The "Native" of the novel's title, Clym is the son of Mrs. Yeobright and the cousin of Thomasin Yeobright. He goes abroad to work as a diamond merchant in Paris, but comes home when he realizes that his ambition is not towards material wealth. He is pursued by Eustacia Vye, and eventually marries her, but their marriage turns sour when her ambition to move to Paris conflicts with his plan to stay on Egdon Heath and teach school. Clym is intelligent, cultured and deeply introspective. He is patient and generous, but also deeply determined, and fierce when angered: it is this determination that leads to his eventual split with his mother, and separation from Eustacia. At the end of the novel, weakened by a degenerative eye condition and by the trauma of losing his mother and Eustacia--for whose deaths he blames himself--he becomes an itinerant preacher, sermonizing about simple moral topics.
Throughout most of the novel, Venn works as a semi-nomadic "reddleman": he travels throughout the region selling the dye that farmers use to mark their sheep. As a consequence of his exposure to the dye, his entire body and everything he owns are dyed red. Entirely red, camping out on the heath in his wagon, and emerging mysteriously from time to time, Venn functions as an image of the heath incarnated. He watches over Thomasin Yeobright's interests throughout the novel, but also preserves his own interests: he has long been in love with her, and at the end of the novel they marry. Venn is very clever and insightful, and can be a devious schemer.
Born in the busy port town of Budmouth and transplanted to Egdon Heath to live with her grandfather, Eustacia despises the heath, and searches for a way to escape. However, even as she hates the heath, Eustacia seems in her deep, brooding passion, to be a part of its wild nature. She has an amorous relationship with Damon Wildeve, but enters into a tragic marriage with Clym Yeobright when she realizes that he is the more interesting, and urbane, of the two men.
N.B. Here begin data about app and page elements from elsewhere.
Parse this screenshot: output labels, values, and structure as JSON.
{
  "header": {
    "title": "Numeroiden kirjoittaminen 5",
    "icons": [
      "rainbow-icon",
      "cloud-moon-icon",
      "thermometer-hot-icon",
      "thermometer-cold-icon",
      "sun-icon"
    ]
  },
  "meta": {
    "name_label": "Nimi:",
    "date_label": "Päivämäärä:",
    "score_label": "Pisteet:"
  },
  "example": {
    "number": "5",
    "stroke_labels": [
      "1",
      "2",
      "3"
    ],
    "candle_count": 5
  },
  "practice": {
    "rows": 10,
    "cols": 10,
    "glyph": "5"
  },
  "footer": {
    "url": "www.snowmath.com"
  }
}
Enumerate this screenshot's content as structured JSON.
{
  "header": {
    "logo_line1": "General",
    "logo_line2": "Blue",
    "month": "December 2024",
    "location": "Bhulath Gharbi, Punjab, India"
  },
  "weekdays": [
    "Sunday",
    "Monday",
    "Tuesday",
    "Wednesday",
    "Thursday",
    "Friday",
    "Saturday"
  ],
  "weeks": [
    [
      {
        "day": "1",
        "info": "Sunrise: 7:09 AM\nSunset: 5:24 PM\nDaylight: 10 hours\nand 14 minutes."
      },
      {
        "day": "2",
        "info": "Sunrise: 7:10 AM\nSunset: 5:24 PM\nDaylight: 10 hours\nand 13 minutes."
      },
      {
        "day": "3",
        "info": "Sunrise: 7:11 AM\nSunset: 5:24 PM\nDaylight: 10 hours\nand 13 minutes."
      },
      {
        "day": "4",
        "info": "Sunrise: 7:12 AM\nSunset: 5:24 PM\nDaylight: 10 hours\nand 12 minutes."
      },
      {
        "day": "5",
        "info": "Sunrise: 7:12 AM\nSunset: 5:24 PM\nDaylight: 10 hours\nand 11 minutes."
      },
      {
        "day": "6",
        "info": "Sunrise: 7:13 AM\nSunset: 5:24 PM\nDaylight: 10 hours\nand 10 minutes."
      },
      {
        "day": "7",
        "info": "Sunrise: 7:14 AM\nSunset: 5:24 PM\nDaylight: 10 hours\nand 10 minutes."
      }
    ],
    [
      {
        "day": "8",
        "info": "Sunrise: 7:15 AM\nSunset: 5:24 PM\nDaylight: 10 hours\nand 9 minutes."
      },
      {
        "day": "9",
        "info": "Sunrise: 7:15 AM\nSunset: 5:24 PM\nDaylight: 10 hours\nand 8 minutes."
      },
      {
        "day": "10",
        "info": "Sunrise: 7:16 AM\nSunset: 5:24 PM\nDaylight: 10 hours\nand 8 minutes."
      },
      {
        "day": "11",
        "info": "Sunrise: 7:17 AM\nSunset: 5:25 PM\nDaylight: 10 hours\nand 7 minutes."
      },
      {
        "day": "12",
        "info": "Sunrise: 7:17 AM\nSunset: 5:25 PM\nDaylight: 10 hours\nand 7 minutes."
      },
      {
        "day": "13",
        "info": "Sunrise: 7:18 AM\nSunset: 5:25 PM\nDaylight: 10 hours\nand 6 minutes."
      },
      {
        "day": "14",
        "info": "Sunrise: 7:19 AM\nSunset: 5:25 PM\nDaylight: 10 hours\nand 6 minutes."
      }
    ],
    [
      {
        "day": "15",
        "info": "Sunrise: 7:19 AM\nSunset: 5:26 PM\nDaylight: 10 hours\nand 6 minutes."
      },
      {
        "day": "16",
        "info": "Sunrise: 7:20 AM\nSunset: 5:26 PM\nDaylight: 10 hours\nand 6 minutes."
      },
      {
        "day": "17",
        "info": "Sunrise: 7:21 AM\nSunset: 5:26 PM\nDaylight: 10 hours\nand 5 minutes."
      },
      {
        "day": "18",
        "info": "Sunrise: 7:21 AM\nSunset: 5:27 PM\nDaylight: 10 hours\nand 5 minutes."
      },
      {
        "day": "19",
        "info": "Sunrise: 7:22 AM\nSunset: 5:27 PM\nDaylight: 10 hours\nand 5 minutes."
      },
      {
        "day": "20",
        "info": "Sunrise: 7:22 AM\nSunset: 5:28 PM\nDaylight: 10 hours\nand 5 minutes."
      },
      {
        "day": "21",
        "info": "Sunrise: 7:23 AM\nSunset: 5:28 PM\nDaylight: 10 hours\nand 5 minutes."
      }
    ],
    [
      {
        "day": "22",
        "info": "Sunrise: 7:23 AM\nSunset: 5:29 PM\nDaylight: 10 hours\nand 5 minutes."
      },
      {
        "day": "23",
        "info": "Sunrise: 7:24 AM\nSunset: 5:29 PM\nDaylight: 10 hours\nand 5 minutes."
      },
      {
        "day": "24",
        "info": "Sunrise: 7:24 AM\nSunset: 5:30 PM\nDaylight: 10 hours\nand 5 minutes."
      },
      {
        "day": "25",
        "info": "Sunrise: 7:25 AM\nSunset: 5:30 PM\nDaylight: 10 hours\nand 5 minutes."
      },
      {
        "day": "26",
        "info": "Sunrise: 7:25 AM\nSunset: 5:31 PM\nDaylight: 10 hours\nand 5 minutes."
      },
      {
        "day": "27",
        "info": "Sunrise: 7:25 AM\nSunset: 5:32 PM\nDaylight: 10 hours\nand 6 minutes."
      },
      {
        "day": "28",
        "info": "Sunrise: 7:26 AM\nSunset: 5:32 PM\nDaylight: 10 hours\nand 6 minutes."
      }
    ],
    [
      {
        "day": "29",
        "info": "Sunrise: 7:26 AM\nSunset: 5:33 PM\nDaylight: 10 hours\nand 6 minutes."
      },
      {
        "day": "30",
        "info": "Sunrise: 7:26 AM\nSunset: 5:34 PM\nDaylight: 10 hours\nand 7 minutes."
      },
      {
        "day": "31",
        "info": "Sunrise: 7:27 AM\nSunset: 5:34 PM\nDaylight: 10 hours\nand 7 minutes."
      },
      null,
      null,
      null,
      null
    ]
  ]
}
A local innkeeper, Damon is described as a "lady-killer." At the start of the novel, he puts off his marriage to Thomasin Yeobright in order to pursue a relationship with the woman he truly wants, Eustacia Vye; when he is jilted by Eustacia, however, he marries Thomasin, and has a daughter with her. He drowns at the end of the novel just before making an escape with Eustacia. He is interested throughout in possession rather than love.
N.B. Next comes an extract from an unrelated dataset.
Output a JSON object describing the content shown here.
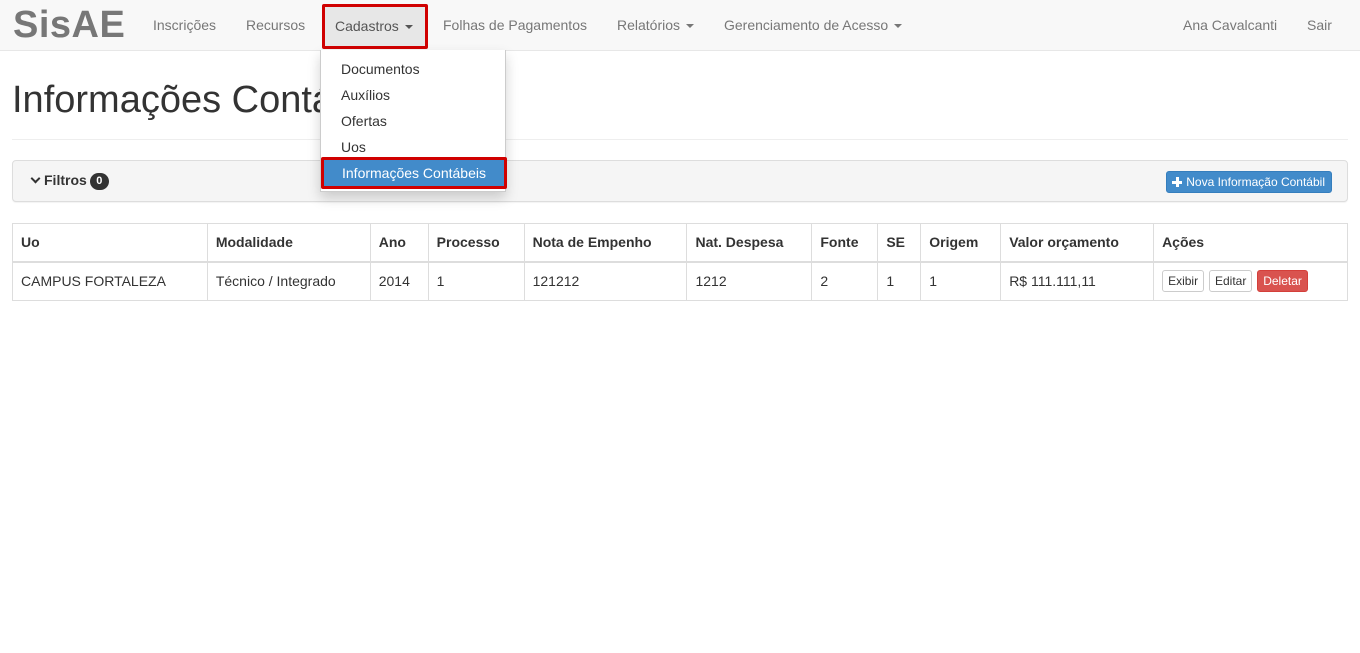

Clym Yeobright's cousin and Mrs. Yeobright's niece and ward. Thomasin is an innocent and goodhearted, if somewhat vacuous, woman who seems genuinely to care for Damon Wildeve--who, however, is merely using her to make Eustacia Vye jealous. She eventually marries Wildeve--over the objections of her aunt--and has a child, which she names Eustacia. At the end of the novel, she marries Diggory Venn, who has long loved her.
Clym Yeobright's mother, and Thomasin Yeobright's aunt and guardian. A proper, class-conscious, proud woman, Mrs. Yeobright objects to the marriage of both her charges; as it turns out, she is entirely correct. She dies when, exhausted, she is bitten by an adder on the heath, believing that Clym has utterly rejected her. The daughter of a parson, Mrs. Yeobright considers herself--and is considered--of a higher class than the local laborers.
An awkward, superstitious young man who works for Mrs. Yeobright. Christian provides comic relief throughout the novel with his dolorous over-certainty that he will never marry and his petty phobias. He fails in his mission to bring Thomasin her inheritance, thus contributing to the degeneration of the family relationships.
Eustacia's grandfather and guardian, a former captain in the British navy. A reclusive and silent man.
The son of Susan Nonsuch. The boy has the knack of being in the right place at the right time: he reports Eustacia and Damon Wildeve's tryst to Diggory Venn, and is also the one who tells Clym Yeobright of his mother's damning last words.
A local youth who works for the Vyes, and who falls hopelessly in love with Eustacia.
Local laborers whose simple dialect and observance of local customs form the cultural backdrop for the novel.